Program 1: Evolutionary and Environnmental Change
Program Leader: Professor Malcolm McCulloch
Knowledge of the past improves our ability to predict future influences of natural environmental variability, human impacts, and climate change on coral reefs. Using the fossil record, Centre staff are working to develop novel methods for identifying potential causes of global changes in biodiversity and ecosystem function. Together with our ecological studies, this broad array of work provides the Centre with a unique perspective on community change that ranges from centuries to millennia.
(a) Evolutionary dynamics of coral reefs: Two sub-programs focus on (i) the fossil record and morphometric and molecular-based phylogenies of functional groups of fishes, corals, coralline algae and zooxanthellae and (ii) the quaternary history of coral reef assemblages in the past 400,000 years.
(b) Climatic variability, floods and terrestrial runoff: This group applies cutting-edge isotope technologies to develop banded coral skeletons as proxies for paleoclimates and human impacts in Australia and overseas. This innovative approach enables understanding of global climate changes, rainfall variability and drought, and long-term trajectories of nutrient and sediment discharge onto the Great Barrier Reef.

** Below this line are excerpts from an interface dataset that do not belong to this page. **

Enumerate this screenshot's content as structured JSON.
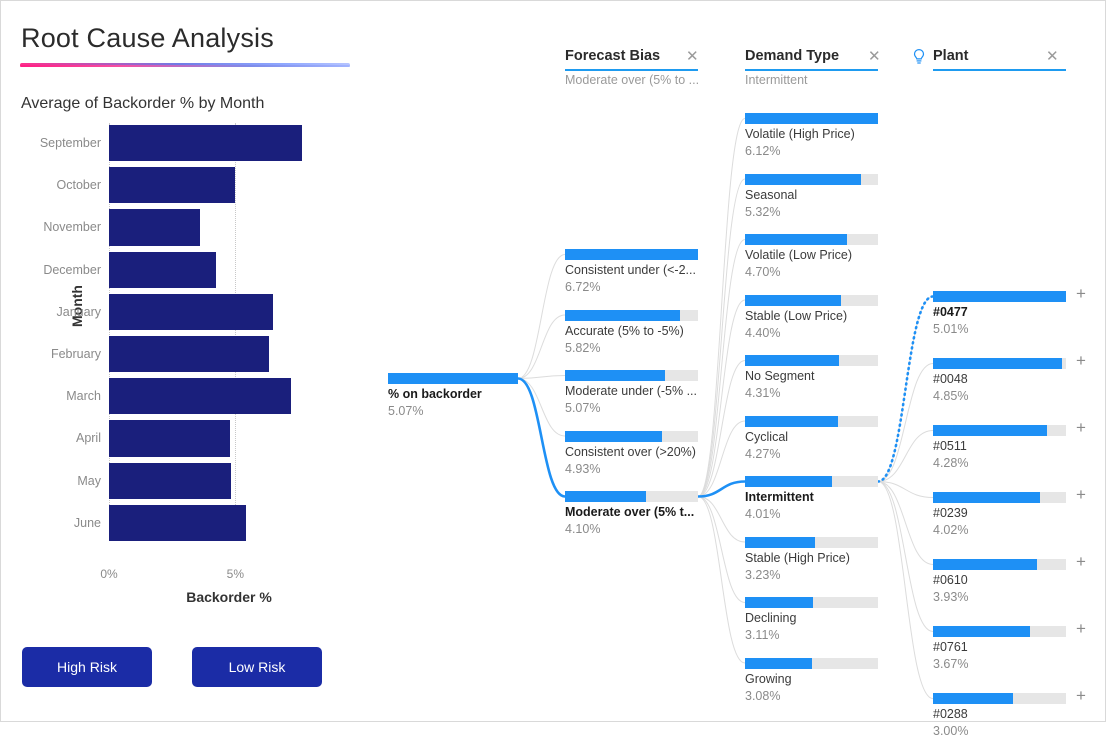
{
  "page": {
    "title": "Root Cause Analysis"
  },
  "chart_data": {
    "type": "bar",
    "title": "Average of Backorder % by Month",
    "xlabel": "Backorder %",
    "ylabel": "Month",
    "orientation": "horizontal",
    "xlim": [
      0,
      9.5
    ],
    "ticks": [
      "0%",
      "5%"
    ],
    "tick_values": [
      0,
      5
    ],
    "grid": true,
    "bar_color": "#1a1f7c",
    "categories": [
      "September",
      "October",
      "November",
      "December",
      "January",
      "February",
      "March",
      "April",
      "May",
      "June"
    ],
    "values": [
      7.62,
      5.0,
      3.61,
      4.25,
      6.51,
      6.32,
      7.22,
      4.8,
      4.83,
      5.42
    ]
  },
  "buttons": {
    "high_risk": "High Risk",
    "low_risk": "Low Risk"
  },
  "tree": {
    "root": {
      "name": "% on backorder",
      "value": "5.07%",
      "ratio": 1.0,
      "selected": true
    },
    "columns": [
      {
        "id": "forecast-bias",
        "header": "Forecast Bias",
        "subtitle": "Moderate over (5% to ...",
        "has_bulb": false,
        "close_label": "✕",
        "nodes": [
          {
            "name": "Consistent under (<-2...",
            "value": "6.72%",
            "ratio": 1.0,
            "selected": false
          },
          {
            "name": "Accurate (5% to -5%)",
            "value": "5.82%",
            "ratio": 0.866,
            "selected": false
          },
          {
            "name": "Moderate under (-5% ...",
            "value": "5.07%",
            "ratio": 0.754,
            "selected": false
          },
          {
            "name": "Consistent over (>20%)",
            "value": "4.93%",
            "ratio": 0.733,
            "selected": false
          },
          {
            "name": "Moderate over (5% t...",
            "value": "4.10%",
            "ratio": 0.61,
            "selected": true
          }
        ]
      },
      {
        "id": "demand-type",
        "header": "Demand Type",
        "subtitle": "Intermittent",
        "has_bulb": false,
        "close_label": "✕",
        "nodes": [
          {
            "name": "Volatile (High Price)",
            "value": "6.12%",
            "ratio": 1.0,
            "selected": false
          },
          {
            "name": "Seasonal",
            "value": "5.32%",
            "ratio": 0.869,
            "selected": false
          },
          {
            "name": "Volatile (Low Price)",
            "value": "4.70%",
            "ratio": 0.768,
            "selected": false
          },
          {
            "name": "Stable (Low Price)",
            "value": "4.40%",
            "ratio": 0.719,
            "selected": false
          },
          {
            "name": "No Segment",
            "value": "4.31%",
            "ratio": 0.704,
            "selected": false
          },
          {
            "name": "Cyclical",
            "value": "4.27%",
            "ratio": 0.698,
            "selected": false
          },
          {
            "name": "Intermittent",
            "value": "4.01%",
            "ratio": 0.655,
            "selected": true
          },
          {
            "name": "Stable (High Price)",
            "value": "3.23%",
            "ratio": 0.528,
            "selected": false
          },
          {
            "name": "Declining",
            "value": "3.11%",
            "ratio": 0.508,
            "selected": false
          },
          {
            "name": "Growing",
            "value": "3.08%",
            "ratio": 0.503,
            "selected": false
          }
        ]
      },
      {
        "id": "plant",
        "header": "Plant",
        "subtitle": "",
        "has_bulb": true,
        "bulb_icon": "lightbulb-icon",
        "close_label": "✕",
        "expand_icon": "+",
        "nodes": [
          {
            "name": "#0477",
            "value": "5.01%",
            "ratio": 1.0,
            "selected": true
          },
          {
            "name": "#0048",
            "value": "4.85%",
            "ratio": 0.968,
            "selected": false
          },
          {
            "name": "#0511",
            "value": "4.28%",
            "ratio": 0.854,
            "selected": false
          },
          {
            "name": "#0239",
            "value": "4.02%",
            "ratio": 0.802,
            "selected": false
          },
          {
            "name": "#0610",
            "value": "3.93%",
            "ratio": 0.784,
            "selected": false
          },
          {
            "name": "#0761",
            "value": "3.67%",
            "ratio": 0.733,
            "selected": false
          },
          {
            "name": "#0288",
            "value": "3.00%",
            "ratio": 0.599,
            "selected": false
          }
        ]
      }
    ]
  },
  "colors": {
    "bar_navy": "#1a1f7c",
    "accent_blue": "#1e90f5",
    "track_gray": "#e6e6e6",
    "button_blue": "#1b2ca6"
  }
}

(c) Long-term records of human-coral reef interaction: Data is being assembled from a range of sources from before the arrival of humans to the present (including Quaternary fossil deposits (past 2MA), coastal archeological records (past 6000 years), historical documents, fisheries records and modern ecological studies) to quantify human impacts and explore management options.